It recently came to my attention that we only have one more year here. Until now, I feel like we have been rather lackadaisical in our approach to travel. Well, no more. With the count down on, I have a new goal of taking at least one trip per month. Our June trip was to Takayama in the Japanese alps. The kanji for Takayama is surprisingly simple, it is just 高 and 山 which mean high and mountain, respectively. We took a 5-hour bus to get up to our high mountain and checked into our ryokan in the middle of the afternoon on Friday. Upon check-in, the room has a low table and chairs. Then while we are at dinner, it magically turns into a pair of comfy futons.

Around the ryokan, we wear our yukatas.

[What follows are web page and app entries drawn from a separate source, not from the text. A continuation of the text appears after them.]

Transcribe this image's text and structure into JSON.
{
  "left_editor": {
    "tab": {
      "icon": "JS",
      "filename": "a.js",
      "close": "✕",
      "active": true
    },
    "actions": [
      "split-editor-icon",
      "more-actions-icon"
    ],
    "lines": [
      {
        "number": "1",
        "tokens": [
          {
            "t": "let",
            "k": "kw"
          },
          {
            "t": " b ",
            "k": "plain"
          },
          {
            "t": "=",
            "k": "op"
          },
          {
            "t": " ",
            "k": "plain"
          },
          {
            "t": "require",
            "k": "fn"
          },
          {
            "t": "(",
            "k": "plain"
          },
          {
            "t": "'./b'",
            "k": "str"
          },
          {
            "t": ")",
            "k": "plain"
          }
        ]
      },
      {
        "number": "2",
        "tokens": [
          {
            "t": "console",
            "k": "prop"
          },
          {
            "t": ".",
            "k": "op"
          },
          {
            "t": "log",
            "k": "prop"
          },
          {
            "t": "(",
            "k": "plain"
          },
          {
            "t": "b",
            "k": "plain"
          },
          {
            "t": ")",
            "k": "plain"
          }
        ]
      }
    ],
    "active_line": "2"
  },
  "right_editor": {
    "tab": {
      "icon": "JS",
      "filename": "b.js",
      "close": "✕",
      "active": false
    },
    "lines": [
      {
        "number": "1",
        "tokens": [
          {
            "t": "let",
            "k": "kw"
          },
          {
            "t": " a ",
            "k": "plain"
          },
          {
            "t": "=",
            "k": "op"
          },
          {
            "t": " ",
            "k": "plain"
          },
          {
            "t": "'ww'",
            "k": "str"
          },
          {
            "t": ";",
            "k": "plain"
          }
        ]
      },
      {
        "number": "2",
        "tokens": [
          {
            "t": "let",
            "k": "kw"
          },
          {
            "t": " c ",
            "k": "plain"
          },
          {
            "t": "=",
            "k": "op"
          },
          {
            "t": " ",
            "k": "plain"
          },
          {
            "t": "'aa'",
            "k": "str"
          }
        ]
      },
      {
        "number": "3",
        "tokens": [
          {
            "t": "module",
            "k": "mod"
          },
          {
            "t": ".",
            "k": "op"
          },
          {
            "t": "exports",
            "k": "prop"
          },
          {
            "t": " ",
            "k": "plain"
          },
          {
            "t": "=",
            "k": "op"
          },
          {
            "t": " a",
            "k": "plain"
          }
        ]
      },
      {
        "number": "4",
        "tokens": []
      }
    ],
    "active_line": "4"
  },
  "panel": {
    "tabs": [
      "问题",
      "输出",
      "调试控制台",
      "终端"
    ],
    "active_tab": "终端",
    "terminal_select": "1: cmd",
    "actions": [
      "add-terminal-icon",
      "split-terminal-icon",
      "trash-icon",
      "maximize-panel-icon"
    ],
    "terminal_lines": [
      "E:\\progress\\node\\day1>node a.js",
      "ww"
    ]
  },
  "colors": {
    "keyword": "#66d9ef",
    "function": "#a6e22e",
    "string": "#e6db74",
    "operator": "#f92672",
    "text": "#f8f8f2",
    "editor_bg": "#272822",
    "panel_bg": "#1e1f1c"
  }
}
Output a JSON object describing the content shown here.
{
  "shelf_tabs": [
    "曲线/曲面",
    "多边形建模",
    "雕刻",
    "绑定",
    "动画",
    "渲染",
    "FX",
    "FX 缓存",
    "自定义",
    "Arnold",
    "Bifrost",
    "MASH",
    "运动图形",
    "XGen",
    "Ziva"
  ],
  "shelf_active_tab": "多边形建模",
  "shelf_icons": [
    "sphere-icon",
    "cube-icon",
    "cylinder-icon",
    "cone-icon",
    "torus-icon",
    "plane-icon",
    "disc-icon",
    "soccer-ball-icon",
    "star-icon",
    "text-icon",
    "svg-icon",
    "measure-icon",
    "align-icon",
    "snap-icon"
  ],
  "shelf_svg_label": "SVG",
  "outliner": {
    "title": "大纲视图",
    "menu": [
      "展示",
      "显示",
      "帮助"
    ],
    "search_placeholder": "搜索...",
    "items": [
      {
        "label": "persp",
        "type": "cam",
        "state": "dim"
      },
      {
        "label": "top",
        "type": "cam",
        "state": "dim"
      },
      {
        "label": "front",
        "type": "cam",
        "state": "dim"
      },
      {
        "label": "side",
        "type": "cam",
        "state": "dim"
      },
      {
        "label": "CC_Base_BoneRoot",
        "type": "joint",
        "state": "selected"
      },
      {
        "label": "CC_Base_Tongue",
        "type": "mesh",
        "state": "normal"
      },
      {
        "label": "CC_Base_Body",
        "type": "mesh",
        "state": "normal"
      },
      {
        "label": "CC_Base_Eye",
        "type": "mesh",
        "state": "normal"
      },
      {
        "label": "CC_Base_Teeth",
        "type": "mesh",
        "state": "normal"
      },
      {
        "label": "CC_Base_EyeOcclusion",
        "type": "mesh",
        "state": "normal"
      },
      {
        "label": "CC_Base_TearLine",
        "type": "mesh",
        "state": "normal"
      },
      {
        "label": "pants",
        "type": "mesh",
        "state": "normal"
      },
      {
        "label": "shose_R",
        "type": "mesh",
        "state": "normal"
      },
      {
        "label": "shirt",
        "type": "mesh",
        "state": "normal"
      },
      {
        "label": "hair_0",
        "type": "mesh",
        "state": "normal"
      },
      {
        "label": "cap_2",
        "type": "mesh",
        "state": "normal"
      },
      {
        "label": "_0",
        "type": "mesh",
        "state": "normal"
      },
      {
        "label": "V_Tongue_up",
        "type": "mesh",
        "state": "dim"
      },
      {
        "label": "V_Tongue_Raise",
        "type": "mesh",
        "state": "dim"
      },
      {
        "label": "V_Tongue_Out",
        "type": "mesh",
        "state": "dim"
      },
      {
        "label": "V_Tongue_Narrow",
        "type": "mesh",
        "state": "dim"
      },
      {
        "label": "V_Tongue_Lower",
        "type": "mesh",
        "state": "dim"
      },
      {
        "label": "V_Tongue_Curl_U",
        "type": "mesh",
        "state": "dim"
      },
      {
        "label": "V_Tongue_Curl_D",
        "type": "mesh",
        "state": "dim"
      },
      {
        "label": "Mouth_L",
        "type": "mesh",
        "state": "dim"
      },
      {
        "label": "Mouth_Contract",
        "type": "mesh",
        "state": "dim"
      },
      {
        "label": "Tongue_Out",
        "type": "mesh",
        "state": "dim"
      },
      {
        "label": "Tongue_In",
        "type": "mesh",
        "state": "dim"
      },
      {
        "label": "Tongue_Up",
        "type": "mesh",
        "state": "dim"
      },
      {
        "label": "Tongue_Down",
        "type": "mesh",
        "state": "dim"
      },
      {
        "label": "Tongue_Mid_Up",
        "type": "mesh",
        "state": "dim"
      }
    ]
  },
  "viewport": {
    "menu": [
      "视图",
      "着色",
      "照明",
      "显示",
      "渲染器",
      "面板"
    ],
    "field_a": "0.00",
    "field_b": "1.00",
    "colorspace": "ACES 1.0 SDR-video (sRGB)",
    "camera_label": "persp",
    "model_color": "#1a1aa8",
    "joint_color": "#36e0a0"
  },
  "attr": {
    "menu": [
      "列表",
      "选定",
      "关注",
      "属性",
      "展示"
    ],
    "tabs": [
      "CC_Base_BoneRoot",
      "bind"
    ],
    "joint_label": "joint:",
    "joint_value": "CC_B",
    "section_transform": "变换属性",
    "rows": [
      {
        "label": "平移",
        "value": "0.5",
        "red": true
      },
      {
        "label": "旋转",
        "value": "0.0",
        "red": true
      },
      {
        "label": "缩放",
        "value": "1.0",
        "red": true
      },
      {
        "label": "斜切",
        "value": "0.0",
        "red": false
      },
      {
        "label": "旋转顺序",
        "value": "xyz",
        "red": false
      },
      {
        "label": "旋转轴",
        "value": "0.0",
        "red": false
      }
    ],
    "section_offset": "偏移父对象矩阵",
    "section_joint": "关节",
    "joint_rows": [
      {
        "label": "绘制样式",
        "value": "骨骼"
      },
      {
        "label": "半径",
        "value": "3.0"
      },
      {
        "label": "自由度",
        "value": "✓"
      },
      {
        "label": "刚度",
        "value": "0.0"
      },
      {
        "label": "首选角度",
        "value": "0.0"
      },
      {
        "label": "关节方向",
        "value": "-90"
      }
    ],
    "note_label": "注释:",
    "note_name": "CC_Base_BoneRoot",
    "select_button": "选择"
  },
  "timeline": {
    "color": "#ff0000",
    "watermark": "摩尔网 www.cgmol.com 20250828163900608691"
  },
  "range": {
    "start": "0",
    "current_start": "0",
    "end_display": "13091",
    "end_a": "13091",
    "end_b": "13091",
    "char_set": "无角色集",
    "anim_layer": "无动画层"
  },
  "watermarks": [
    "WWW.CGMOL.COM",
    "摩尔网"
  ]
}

I like this hotel's pretty green ones.
Downtown Takayama is home to narrow streets of traditional dark wood buildings, where you can buy things like sake, traditional fans and shoes, and tasty bits of the local specialty "hida beef".
Each old building seemed to hide a secret garden within.
Takayama is also known for its folk village, where they have restored some thatched roof A-frame houses from ancient times. It is an open-air museum that you can wander around at your leisure.
The folk village (Hida no Sato) in Takayama proper has a nice small collection poised around a quiet lake. There is also a much bigger town with the same type of old farmhouses about 50 minutes away called Shirokawago. This town actually has a full-time live-in community (though probably centered around tourism).
It rained quite a bit on the day we went. But that likely kept the crowds at bay, which was fine with us. The town of Shirokawago appears to be fairly self sufficient. Below is a rice paddy and below that I think maybe onions or garlic.
Back in the day, they used to keep silk worms. Several of the big thatched roof houses have museums inside, including this one that shows how the silk worms were housed...
...and sake and rice were stored.
We ducked into this cute coffee shop, with its wagon wheels and thinking man, to sit out the rain.
You can sit right up to the window and look across the field to the shrine. The proprietor keeps a little notebook on the counter so that guests can doodle and write a greeting. Lots of international guests come to Shirokawago it appears. This makes sense because it is apparently a UNESCO World Heritage site. We had no clear idea what that meant, so spent a good chunk of time sipping our coffees and looking up lists of World Heritage sites on Ryan's iPhone. The U.S. has 20 (do you know any of them?) and Japan has 14. Italy and France have been spoiled with 44 and 30, respectively.